Recycling Your Mail
How to Recycle Common Paper-based Items from your Mailbox
Many of us have a pile somewhere in our homes where we stack our mail. Bills, advertisements, magazines and catalogs, direct mail and maybe an exciting online purchase that came in a padded envelope. With some of these items, you may be wondering if it is okay to toss them in your recycling bin. Here is some general guidance on how to recycle common items found in your household mailbox.
- Advertising Mail: In general, most advertising mail pieces are recyclable. If the flyer, letter, envelope or other pieces are made from regular paper are printed on cardstock or even on thinner paperboard, you can recycle them. Some pieces that have foil or certain coatings cannot be recycled in most areas. If they have sticker tabs on them to keep the paper folded in half, it’s always best to remove the stickers, but they can go in the bin. Also, if your advertising mail contains plastic such as fake credit cards, sample return address labels or sensitive information, do not toss those items in the recycling bin.
- Envelopes with Address Windows: Though it doesn’t hurt to remove the plastic piece, most paper recycling facilities don’t have a problem recycling these. During the pulping process, the pieces that don’t belong like staples, paperclips and these plastic windows are filtered out.
- Paper Padded Envelopes: If the padded envelope is padded with what looks like shredded newsprint, you can toss the whole thing in your recycling bin. If the envelope is padded with bubble wrap or plastic, the envelope cannot be recycled unless you separate the plastic from the paper envelope. The plastic can usually be returned where you would take your plastic bags. Here’s a great resource about the plastic inserts. Some padded envelopes are tricky. The paper could have a special coating, or it could actually be plastic and not paper. So, we also recommend checking for a How2Recycle label that’s usually on the envelope.
- Catalogs and Magazines: If the catalog or magazine came in a plastic wrapper, take off the wrapper first and then you can put the entire thing in the recycling bin. Binding, staples, perfume samples, cardstock ads and all. What doesn’t belong is usually sorted out at the paper recycling facility or in the pulping process.

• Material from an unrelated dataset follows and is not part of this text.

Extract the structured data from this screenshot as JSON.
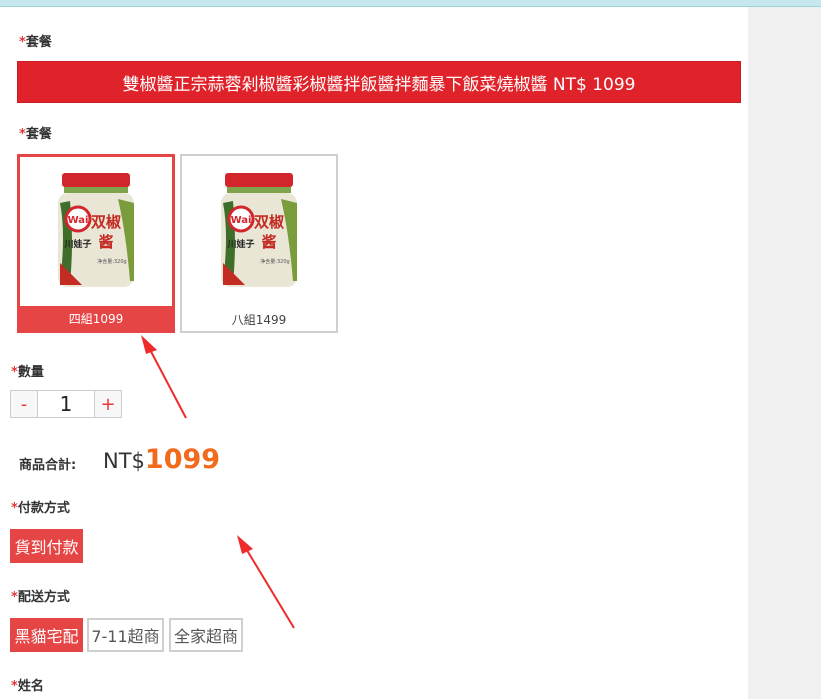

- Newspapers (advertisements, local or national papers): Some neighborhoods send out a weekly paper with grocery store coupons on newsprint. Others receive their local or a national paper each morning. If it is newsprint or even a glossy paper coupon, it can go in your recycling bin!
Remember: when it doubt, throw it out. “Wishcycling”—the act of putting something in your recycling bin in the hope that someone, somewhere will figure out what to do with it along the way—actually impedes the recycling process. Non-recyclables can jam up recycling machines and contaminate paper, preventing otherwise recyclable paper items from being made into new products.
In 2014, 96 percent of the U.S. population has access to community curbside and/or drop-off recycling services. If you have questions about what’s accepted in your local municipality, check out Earth911.com or our website to find your state government link.
Related Items: Wishcycling Video